Dataset rows describing interfaces:
# # # # # # #
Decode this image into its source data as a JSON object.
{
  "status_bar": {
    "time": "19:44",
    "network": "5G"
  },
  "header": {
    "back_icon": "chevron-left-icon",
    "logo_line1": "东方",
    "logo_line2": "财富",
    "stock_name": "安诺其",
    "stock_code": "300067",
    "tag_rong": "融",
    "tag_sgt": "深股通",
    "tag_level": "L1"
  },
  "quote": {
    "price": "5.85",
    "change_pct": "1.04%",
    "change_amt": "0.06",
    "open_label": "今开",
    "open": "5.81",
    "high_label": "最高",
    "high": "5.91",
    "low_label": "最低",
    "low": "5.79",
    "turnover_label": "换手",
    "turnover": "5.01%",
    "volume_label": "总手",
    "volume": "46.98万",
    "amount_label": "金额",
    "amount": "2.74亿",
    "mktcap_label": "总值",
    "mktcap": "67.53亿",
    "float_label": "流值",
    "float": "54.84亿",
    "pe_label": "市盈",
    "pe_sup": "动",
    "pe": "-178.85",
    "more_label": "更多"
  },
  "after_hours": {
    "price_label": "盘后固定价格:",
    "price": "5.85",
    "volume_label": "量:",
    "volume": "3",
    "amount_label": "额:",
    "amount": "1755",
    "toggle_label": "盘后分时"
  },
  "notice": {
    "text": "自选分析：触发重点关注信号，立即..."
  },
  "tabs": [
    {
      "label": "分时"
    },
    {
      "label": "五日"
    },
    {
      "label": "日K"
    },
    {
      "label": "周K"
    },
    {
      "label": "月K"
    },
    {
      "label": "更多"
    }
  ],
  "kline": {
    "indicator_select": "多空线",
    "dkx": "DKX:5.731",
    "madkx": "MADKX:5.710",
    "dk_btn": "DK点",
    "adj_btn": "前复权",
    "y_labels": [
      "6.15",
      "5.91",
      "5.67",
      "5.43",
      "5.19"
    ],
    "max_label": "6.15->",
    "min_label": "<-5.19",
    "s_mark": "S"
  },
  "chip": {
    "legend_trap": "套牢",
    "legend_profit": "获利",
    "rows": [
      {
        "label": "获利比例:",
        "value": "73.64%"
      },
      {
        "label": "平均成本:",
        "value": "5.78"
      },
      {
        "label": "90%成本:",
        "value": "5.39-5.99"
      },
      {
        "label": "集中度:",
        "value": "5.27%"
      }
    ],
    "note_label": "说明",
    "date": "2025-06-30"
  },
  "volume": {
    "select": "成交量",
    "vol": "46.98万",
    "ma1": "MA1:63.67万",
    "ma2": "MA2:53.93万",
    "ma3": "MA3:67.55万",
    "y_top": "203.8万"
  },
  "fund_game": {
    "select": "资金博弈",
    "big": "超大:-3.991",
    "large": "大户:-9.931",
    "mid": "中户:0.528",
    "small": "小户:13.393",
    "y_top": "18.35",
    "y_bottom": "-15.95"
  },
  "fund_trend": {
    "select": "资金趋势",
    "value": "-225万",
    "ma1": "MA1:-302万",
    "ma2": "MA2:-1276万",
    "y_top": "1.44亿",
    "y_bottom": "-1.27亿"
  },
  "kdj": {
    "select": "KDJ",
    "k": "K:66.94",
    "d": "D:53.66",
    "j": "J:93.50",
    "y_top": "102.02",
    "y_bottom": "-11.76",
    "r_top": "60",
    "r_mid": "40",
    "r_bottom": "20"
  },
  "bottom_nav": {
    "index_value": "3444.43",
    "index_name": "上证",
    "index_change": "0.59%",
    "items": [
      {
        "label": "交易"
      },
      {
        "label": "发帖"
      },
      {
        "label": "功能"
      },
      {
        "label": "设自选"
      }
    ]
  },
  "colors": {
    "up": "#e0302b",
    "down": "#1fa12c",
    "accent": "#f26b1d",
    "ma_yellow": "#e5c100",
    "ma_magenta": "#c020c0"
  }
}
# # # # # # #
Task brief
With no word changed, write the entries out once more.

Problem solution
Decode this image into its source data as a JSON object.
{
  "status_bar": {
    "time": "19:44",
    "network": "5G"
  },
  "header": {
    "back_icon": "chevron-left-icon",
    "logo_line1": "东方",
    "logo_line2": "财富",
    "stock_name": "安诺其",
    "stock_code": "300067",
    "tag_rong": "融",
    "tag_sgt": "深股通",
    "tag_level": "L1"
  },
  "quote": {
    "price": "5.85",
    "change_pct": "1.04%",
    "change_amt": "0.06",
    "open_label": "今开",
    "open": "5.81",
    "high_label": "最高",
    "high": "5.91",
    "low_label": "最低",
    "low": "5.79",
    "turnover_label": "换手",
    "turnover": "5.01%",
    "volume_label": "总手",
    "volume": "46.98万",
    "amount_label": "金额",
    "amount": "2.74亿",
    "mktcap_label": "总值",
    "mktcap": "67.53亿",
    "float_label": "流值",
    "float": "54.84亿",
    "pe_label": "市盈",
    "pe_sup": "动",
    "pe": "-178.85",
    "more_label": "更多"
  },
  "after_hours": {
    "price_label": "盘后固定价格:",
    "price": "5.85",
    "volume_label": "量:",
    "volume": "3",
    "amount_label": "额:",
    "amount": "1755",
    "toggle_label": "盘后分时"
  },
  "notice": {
    "text": "自选分析：触发重点关注信号，立即..."
  },
  "tabs": [
    {
      "label": "分时"
    },
    {
      "label": "五日"
    },
    {
      "label": "日K"
    },
    {
      "label": "周K"
    },
    {
      "label": "月K"
    },
    {
      "label": "更多"
    }
  ],
  "kline": {
    "indicator_select": "多空线",
    "dkx": "DKX:5.731",
    "madkx": "MADKX:5.710",
    "dk_btn": "DK点",
    "adj_btn": "前复权",
    "y_labels": [
      "6.15",
      "5.91",
      "5.67",
      "5.43",
      "5.19"
    ],
    "max_label": "6.15->",
    "min_label": "<-5.19",
    "s_mark": "S"
  },
  "chip": {
    "legend_trap": "套牢",
    "legend_profit": "获利",
    "rows": [
      {
        "label": "获利比例:",
        "value": "73.64%"
      },
      {
        "label": "平均成本:",
        "value": "5.78"
      },
      {
        "label": "90%成本:",
        "value": "5.39-5.99"
      },
      {
        "label": "集中度:",
        "value": "5.27%"
      }
    ],
    "note_label": "说明",
    "date": "2025-06-30"
  },
  "volume": {
    "select": "成交量",
    "vol": "46.98万",
    "ma1": "MA1:63.67万",
    "ma2": "MA2:53.93万",
    "ma3": "MA3:67.55万",
    "y_top": "203.8万"
  },
  "fund_game": {
    "select": "资金博弈",
    "big": "超大:-3.991",
    "large": "大户:-9.931",
    "mid": "中户:0.528",
    "small": "小户:13.393",
    "y_top": "18.35",
    "y_bottom": "-15.95"
  },
  "fund_trend": {
    "select": "资金趋势",
    "value": "-225万",
    "ma1": "MA1:-302万",
    "ma2": "MA2:-1276万",
    "y_top": "1.44亿",
    "y_bottom": "-1.27亿"
  },
  "kdj": {
    "select": "KDJ",
    "k": "K:66.94",
    "d": "D:53.66",
    "j": "J:93.50",
    "y_top": "102.02",
    "y_bottom": "-11.76",
    "r_top": "60",
    "r_mid": "40",
    "r_bottom": "20"
  },
  "bottom_nav": {
    "index_value": "3444.43",
    "index_name": "上证",
    "index_change": "0.59%",
    "items": [
      {
        "label": "交易"
      },
      {
        "label": "发帖"
      },
      {
        "label": "功能"
      },
      {
        "label": "设自选"
      }
    ]
  },
  "colors": {
    "up": "#e0302b",
    "down": "#1fa12c",
    "accent": "#f26b1d",
    "ma_yellow": "#e5c100",
    "ma_magenta": "#c020c0"
  }
}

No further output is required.